However, growth in 2021 is expected to stagnate due to the end of the stamp duty holiday and a projected rise in unemployment as a result of Covid-19. This is not unusual—a poll conducted by Reuters in Oct 2020 revealed that 2021 will be a tough year for housing markets globally.
Population Continues to Grow
Despite tightened immigration rules, the population of the UK has continued to expand. Over the past 2 decades, net migration overtook natural change as the major component of population growth, making up 56% of population growth from 1991 to 2018.
ONS projects that the population will increase by 3 million (4.5%) between mid-2018 to mid-2028, with England’s population to grow more quickly than other parts of the UK: 5.0% between mid 2018 and mid 2028, compared with 3.7% for Northern Ireland, 2.7% for Wales and 1.8% for Scotland. More than 70% of this population growth will be from net international migration. The UK population is projected to pass the 70 million mark by mid-2031. The increase in population numbers will increase demand and put pressure on housing supply.

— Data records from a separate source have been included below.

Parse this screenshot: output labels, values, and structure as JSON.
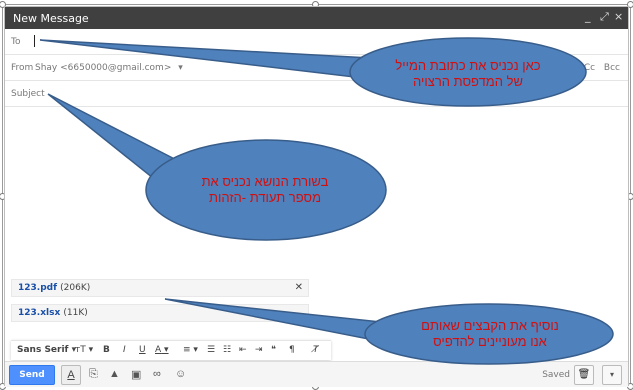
{
  "window": {
    "title": "New Message",
    "controls": [
      "_",
      "⤢",
      "×"
    ]
  },
  "to": {
    "label": "To"
  },
  "from": {
    "label": "From",
    "value": "Shay <6650000@gmail.com>",
    "dropdown": "▾",
    "cc": "Cc",
    "bcc": "Bcc"
  },
  "subject": {
    "label": "Subject"
  },
  "attachments": [
    {
      "name": "123.pdf",
      "size": "(206K)"
    },
    {
      "name": "123.xlsx",
      "size": "(11K)"
    }
  ],
  "format_toolbar": {
    "font": "Sans Serif",
    "size": "тT",
    "items": [
      "B",
      "I",
      "U",
      "A",
      "≡",
      "☰",
      "☷",
      "⇤",
      "⇥",
      "❝",
      "¶",
      "T̸"
    ]
  },
  "bottom_bar": {
    "send": "Send",
    "saved": "Saved",
    "more": "▾"
  },
  "callouts": [
    {
      "lines": [
        "כאן נכניס את כתובת המייל",
        "של המדפסת הרצויה"
      ]
    },
    {
      "lines": [
        "בשורת הנושא נכניס את",
        "מספר תעודת -הזהות"
      ]
    },
    {
      "lines": [
        "נוסיף את הקבצים שאותם",
        "אנו מעוניינים להדפיס"
      ]
    }
  ],
  "colors": {
    "titlebar": "#404040",
    "send_button": "#4d90fe",
    "callout_fill": "#4f81bd",
    "callout_text": "#d01010"
  }
}
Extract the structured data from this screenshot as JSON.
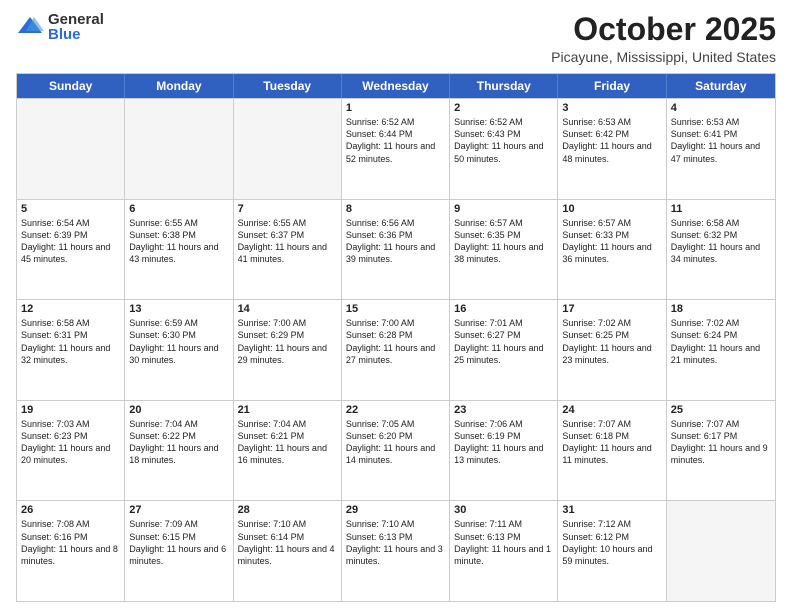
{
  "logo": {
    "general": "General",
    "blue": "Blue"
  },
  "header": {
    "month": "October 2025",
    "location": "Picayune, Mississippi, United States"
  },
  "weekdays": [
    "Sunday",
    "Monday",
    "Tuesday",
    "Wednesday",
    "Thursday",
    "Friday",
    "Saturday"
  ],
  "rows": [
    [
      {
        "day": "",
        "sunrise": "",
        "sunset": "",
        "daylight": ""
      },
      {
        "day": "",
        "sunrise": "",
        "sunset": "",
        "daylight": ""
      },
      {
        "day": "",
        "sunrise": "",
        "sunset": "",
        "daylight": ""
      },
      {
        "day": "1",
        "sunrise": "Sunrise: 6:52 AM",
        "sunset": "Sunset: 6:44 PM",
        "daylight": "Daylight: 11 hours and 52 minutes."
      },
      {
        "day": "2",
        "sunrise": "Sunrise: 6:52 AM",
        "sunset": "Sunset: 6:43 PM",
        "daylight": "Daylight: 11 hours and 50 minutes."
      },
      {
        "day": "3",
        "sunrise": "Sunrise: 6:53 AM",
        "sunset": "Sunset: 6:42 PM",
        "daylight": "Daylight: 11 hours and 48 minutes."
      },
      {
        "day": "4",
        "sunrise": "Sunrise: 6:53 AM",
        "sunset": "Sunset: 6:41 PM",
        "daylight": "Daylight: 11 hours and 47 minutes."
      }
    ],
    [
      {
        "day": "5",
        "sunrise": "Sunrise: 6:54 AM",
        "sunset": "Sunset: 6:39 PM",
        "daylight": "Daylight: 11 hours and 45 minutes."
      },
      {
        "day": "6",
        "sunrise": "Sunrise: 6:55 AM",
        "sunset": "Sunset: 6:38 PM",
        "daylight": "Daylight: 11 hours and 43 minutes."
      },
      {
        "day": "7",
        "sunrise": "Sunrise: 6:55 AM",
        "sunset": "Sunset: 6:37 PM",
        "daylight": "Daylight: 11 hours and 41 minutes."
      },
      {
        "day": "8",
        "sunrise": "Sunrise: 6:56 AM",
        "sunset": "Sunset: 6:36 PM",
        "daylight": "Daylight: 11 hours and 39 minutes."
      },
      {
        "day": "9",
        "sunrise": "Sunrise: 6:57 AM",
        "sunset": "Sunset: 6:35 PM",
        "daylight": "Daylight: 11 hours and 38 minutes."
      },
      {
        "day": "10",
        "sunrise": "Sunrise: 6:57 AM",
        "sunset": "Sunset: 6:33 PM",
        "daylight": "Daylight: 11 hours and 36 minutes."
      },
      {
        "day": "11",
        "sunrise": "Sunrise: 6:58 AM",
        "sunset": "Sunset: 6:32 PM",
        "daylight": "Daylight: 11 hours and 34 minutes."
      }
    ],
    [
      {
        "day": "12",
        "sunrise": "Sunrise: 6:58 AM",
        "sunset": "Sunset: 6:31 PM",
        "daylight": "Daylight: 11 hours and 32 minutes."
      },
      {
        "day": "13",
        "sunrise": "Sunrise: 6:59 AM",
        "sunset": "Sunset: 6:30 PM",
        "daylight": "Daylight: 11 hours and 30 minutes."
      },
      {
        "day": "14",
        "sunrise": "Sunrise: 7:00 AM",
        "sunset": "Sunset: 6:29 PM",
        "daylight": "Daylight: 11 hours and 29 minutes."
      },
      {
        "day": "15",
        "sunrise": "Sunrise: 7:00 AM",
        "sunset": "Sunset: 6:28 PM",
        "daylight": "Daylight: 11 hours and 27 minutes."
      },
      {
        "day": "16",
        "sunrise": "Sunrise: 7:01 AM",
        "sunset": "Sunset: 6:27 PM",
        "daylight": "Daylight: 11 hours and 25 minutes."
      },
      {
        "day": "17",
        "sunrise": "Sunrise: 7:02 AM",
        "sunset": "Sunset: 6:25 PM",
        "daylight": "Daylight: 11 hours and 23 minutes."
      },
      {
        "day": "18",
        "sunrise": "Sunrise: 7:02 AM",
        "sunset": "Sunset: 6:24 PM",
        "daylight": "Daylight: 11 hours and 21 minutes."
      }
    ],
    [
      {
        "day": "19",
        "sunrise": "Sunrise: 7:03 AM",
        "sunset": "Sunset: 6:23 PM",
        "daylight": "Daylight: 11 hours and 20 minutes."
      },
      {
        "day": "20",
        "sunrise": "Sunrise: 7:04 AM",
        "sunset": "Sunset: 6:22 PM",
        "daylight": "Daylight: 11 hours and 18 minutes."
      },
      {
        "day": "21",
        "sunrise": "Sunrise: 7:04 AM",
        "sunset": "Sunset: 6:21 PM",
        "daylight": "Daylight: 11 hours and 16 minutes."
      },
      {
        "day": "22",
        "sunrise": "Sunrise: 7:05 AM",
        "sunset": "Sunset: 6:20 PM",
        "daylight": "Daylight: 11 hours and 14 minutes."
      },
      {
        "day": "23",
        "sunrise": "Sunrise: 7:06 AM",
        "sunset": "Sunset: 6:19 PM",
        "daylight": "Daylight: 11 hours and 13 minutes."
      },
      {
        "day": "24",
        "sunrise": "Sunrise: 7:07 AM",
        "sunset": "Sunset: 6:18 PM",
        "daylight": "Daylight: 11 hours and 11 minutes."
      },
      {
        "day": "25",
        "sunrise": "Sunrise: 7:07 AM",
        "sunset": "Sunset: 6:17 PM",
        "daylight": "Daylight: 11 hours and 9 minutes."
      }
    ],
    [
      {
        "day": "26",
        "sunrise": "Sunrise: 7:08 AM",
        "sunset": "Sunset: 6:16 PM",
        "daylight": "Daylight: 11 hours and 8 minutes."
      },
      {
        "day": "27",
        "sunrise": "Sunrise: 7:09 AM",
        "sunset": "Sunset: 6:15 PM",
        "daylight": "Daylight: 11 hours and 6 minutes."
      },
      {
        "day": "28",
        "sunrise": "Sunrise: 7:10 AM",
        "sunset": "Sunset: 6:14 PM",
        "daylight": "Daylight: 11 hours and 4 minutes."
      },
      {
        "day": "29",
        "sunrise": "Sunrise: 7:10 AM",
        "sunset": "Sunset: 6:13 PM",
        "daylight": "Daylight: 11 hours and 3 minutes."
      },
      {
        "day": "30",
        "sunrise": "Sunrise: 7:11 AM",
        "sunset": "Sunset: 6:13 PM",
        "daylight": "Daylight: 11 hours and 1 minute."
      },
      {
        "day": "31",
        "sunrise": "Sunrise: 7:12 AM",
        "sunset": "Sunset: 6:12 PM",
        "daylight": "Daylight: 10 hours and 59 minutes."
      },
      {
        "day": "",
        "sunrise": "",
        "sunset": "",
        "daylight": ""
      }
    ]
  ]
}
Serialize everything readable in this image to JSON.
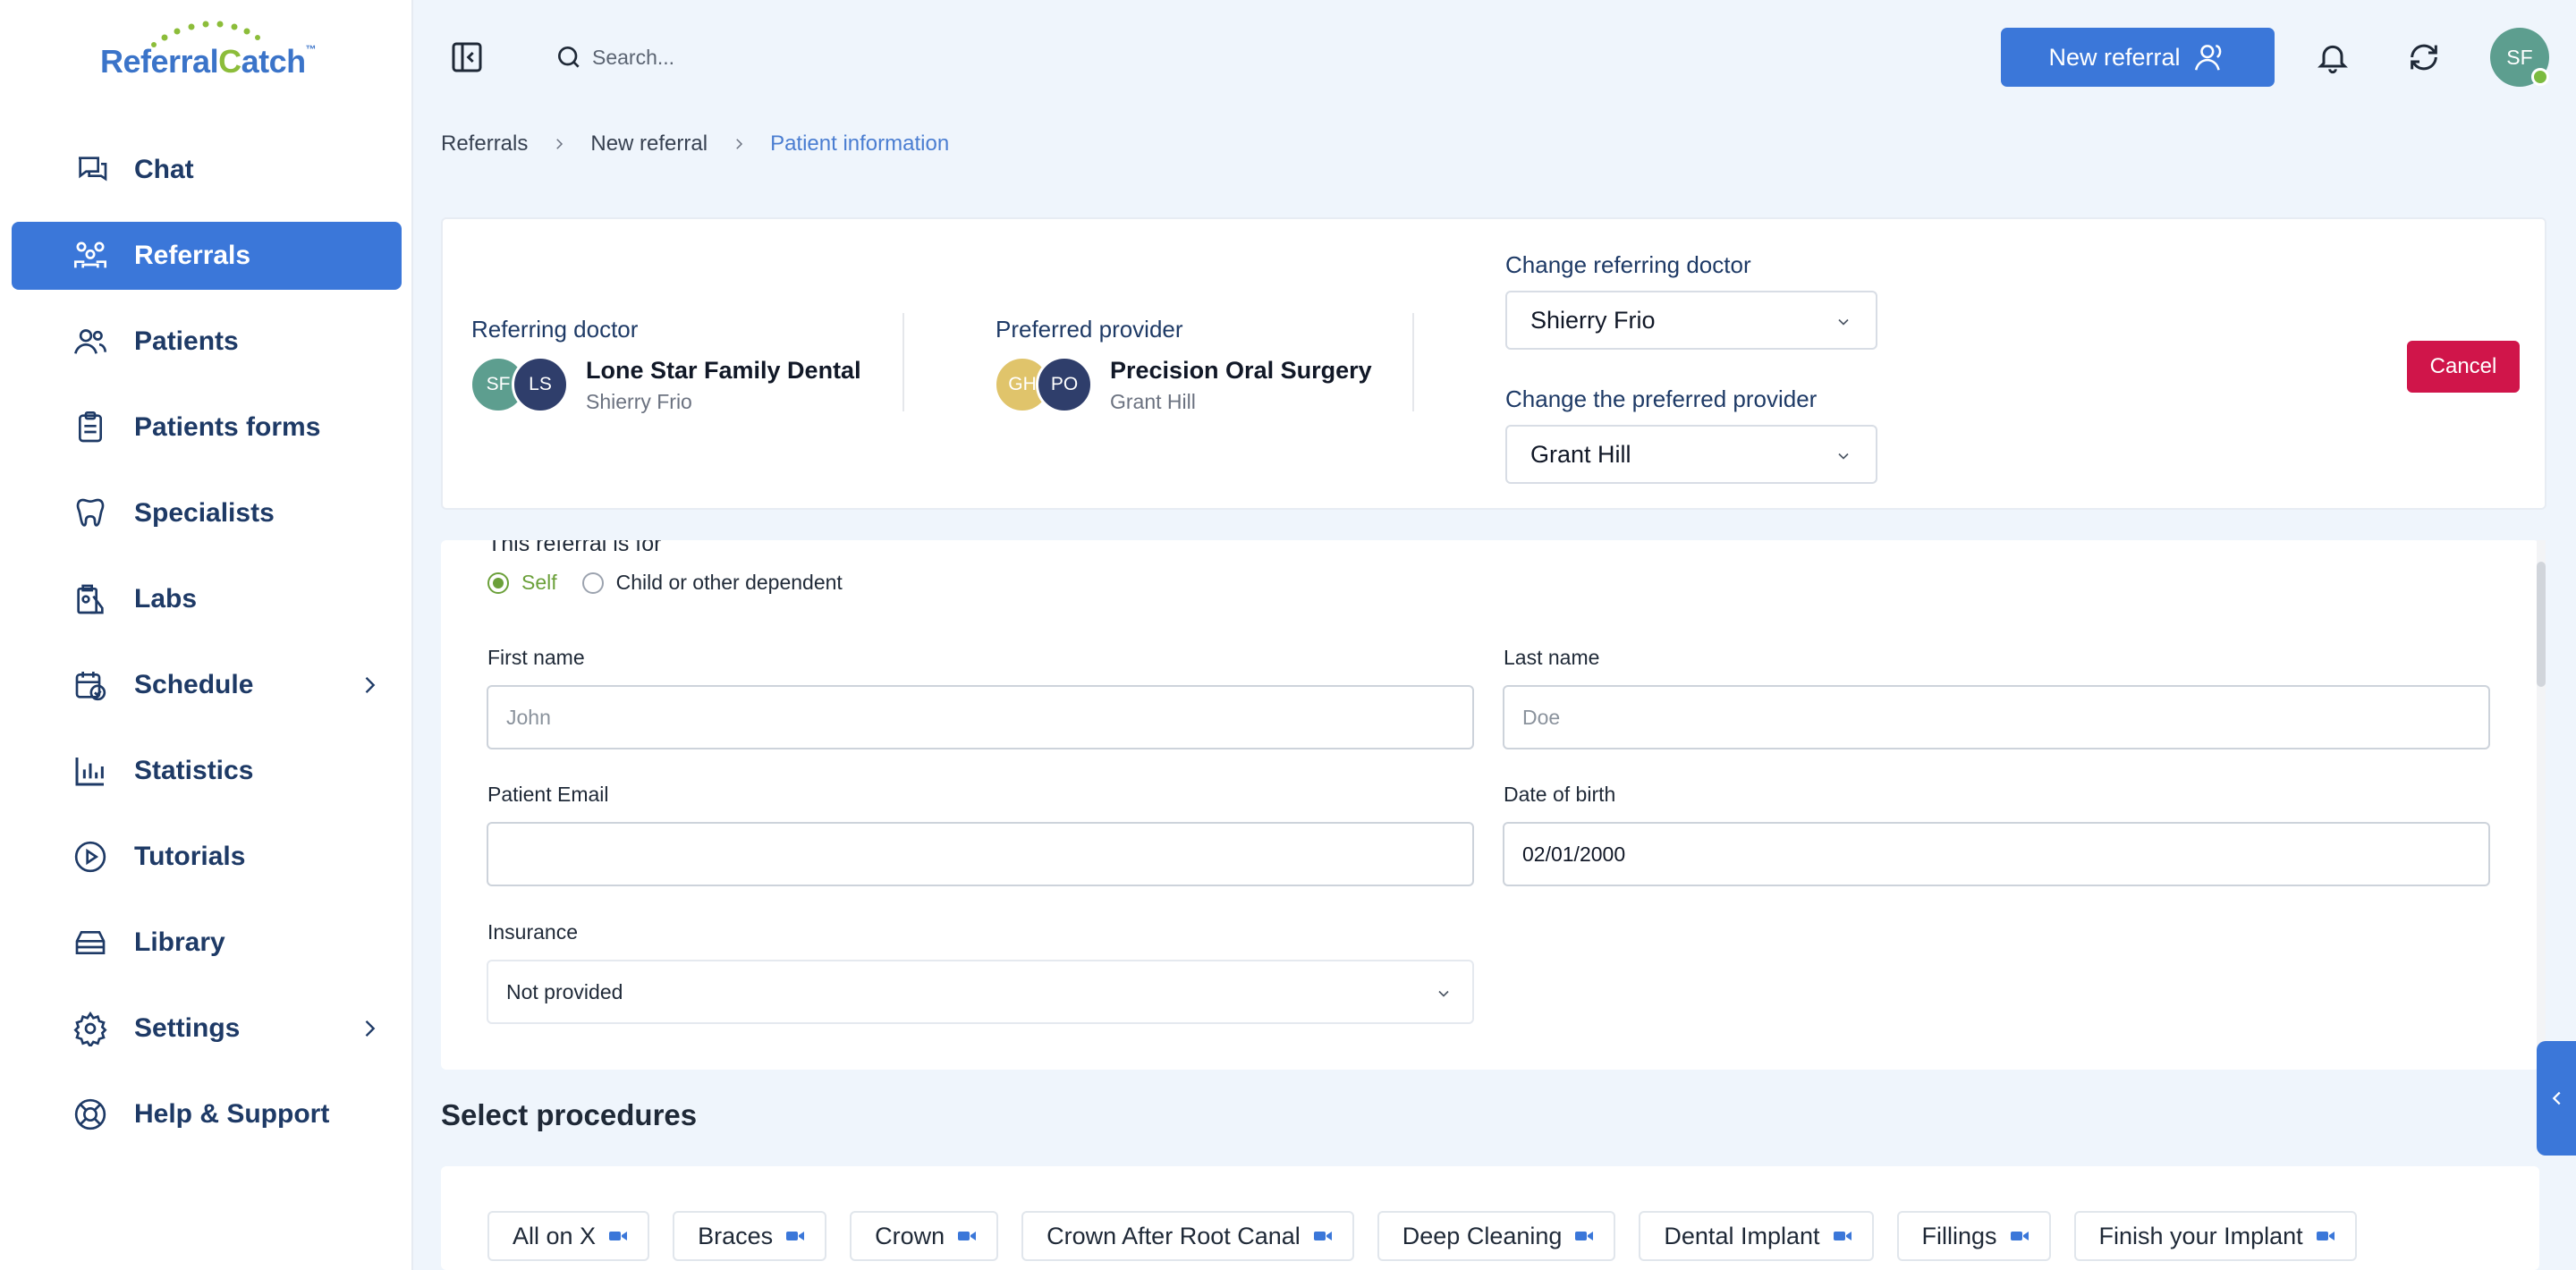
{
  "app": {
    "logo_text_1": "Referral",
    "logo_text_c": "C",
    "logo_text_2": "atch",
    "logo_tm": "™"
  },
  "sidebar": {
    "items": [
      {
        "label": "Chat",
        "icon": "chat-icon",
        "active": false
      },
      {
        "label": "Referrals",
        "icon": "users-icon",
        "active": true
      },
      {
        "label": "Patients",
        "icon": "patients-icon",
        "active": false
      },
      {
        "label": "Patients forms",
        "icon": "clipboard-icon",
        "active": false
      },
      {
        "label": "Specialists",
        "icon": "tooth-icon",
        "active": false
      },
      {
        "label": "Labs",
        "icon": "lab-icon",
        "active": false
      },
      {
        "label": "Schedule",
        "icon": "calendar-icon",
        "active": false,
        "expandable": true
      },
      {
        "label": "Statistics",
        "icon": "bar-chart-icon",
        "active": false
      },
      {
        "label": "Tutorials",
        "icon": "play-icon",
        "active": false
      },
      {
        "label": "Library",
        "icon": "library-icon",
        "active": false
      },
      {
        "label": "Settings",
        "icon": "gear-icon",
        "active": false,
        "expandable": true
      },
      {
        "label": "Help & Support",
        "icon": "lifebuoy-icon",
        "active": false
      }
    ]
  },
  "topbar": {
    "search_placeholder": "Search...",
    "new_referral_label": "New referral",
    "user_initials": "SF"
  },
  "breadcrumb": {
    "items": [
      "Referrals",
      "New referral",
      "Patient information"
    ]
  },
  "referral_header": {
    "referring_doctor_label": "Referring doctor",
    "referring_avatar_1": "SF",
    "referring_avatar_2": "LS",
    "referring_name": "Lone Star Family Dental",
    "referring_sub": "Shierry Frio",
    "preferred_provider_label": "Preferred provider",
    "provider_avatar_1": "GH",
    "provider_avatar_2": "PO",
    "provider_name": "Precision Oral Surgery",
    "provider_sub": "Grant Hill",
    "change_doctor_label": "Change referring doctor",
    "change_doctor_value": "Shierry Frio",
    "change_provider_label": "Change the preferred provider",
    "change_provider_value": "Grant Hill",
    "cancel_label": "Cancel"
  },
  "form": {
    "title": "This referral is for",
    "radio_self": "Self",
    "radio_other": "Child or other dependent",
    "first_name_label": "First name",
    "first_name_placeholder": "John",
    "last_name_label": "Last name",
    "last_name_placeholder": "Doe",
    "email_label": "Patient Email",
    "email_value": "",
    "dob_label": "Date of birth",
    "dob_value": "02/01/2000",
    "insurance_label": "Insurance",
    "insurance_value": "Not provided"
  },
  "procedures": {
    "title": "Select procedures",
    "items": [
      "All on X",
      "Braces",
      "Crown",
      "Crown After Root Canal",
      "Deep Cleaning",
      "Dental Implant",
      "Fillings",
      "Finish your Implant"
    ]
  },
  "colors": {
    "accent": "#3b77d9",
    "brand_green": "#8cbd3a",
    "danger": "#d0154a",
    "background": "#eff5fc"
  }
}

The UK economy continues to recover as restrictions lift, whilst super low interest rates and the stamp duty holiday and pent-up demand drive capital growth. One of the hottest regions for house price growth remains the Northwest, but other cities like Birmingham are projecting strong growth, too. Over the next few weeks, we will share the mid-2021 outlook on specific cities in the UK. Be sure to stay tuned.
Wherever in the world that you choose to invest in, find out how your desired investment property stacks up by using our G.O.L.D.M.I.N.E. Strategy © and S.A.F.E.T.Y. 1st © Criteria to ensure you have considered everything necessary for exponential growth. No idea what that is? Attend our free webinar to learn more. Register here: https://webinar.csiprop.com/
Read our Mid-2021 Outlook on the Australian Property Market here.
By Vivienne Pal
All data is accurate and up to date at time of writing. © 2021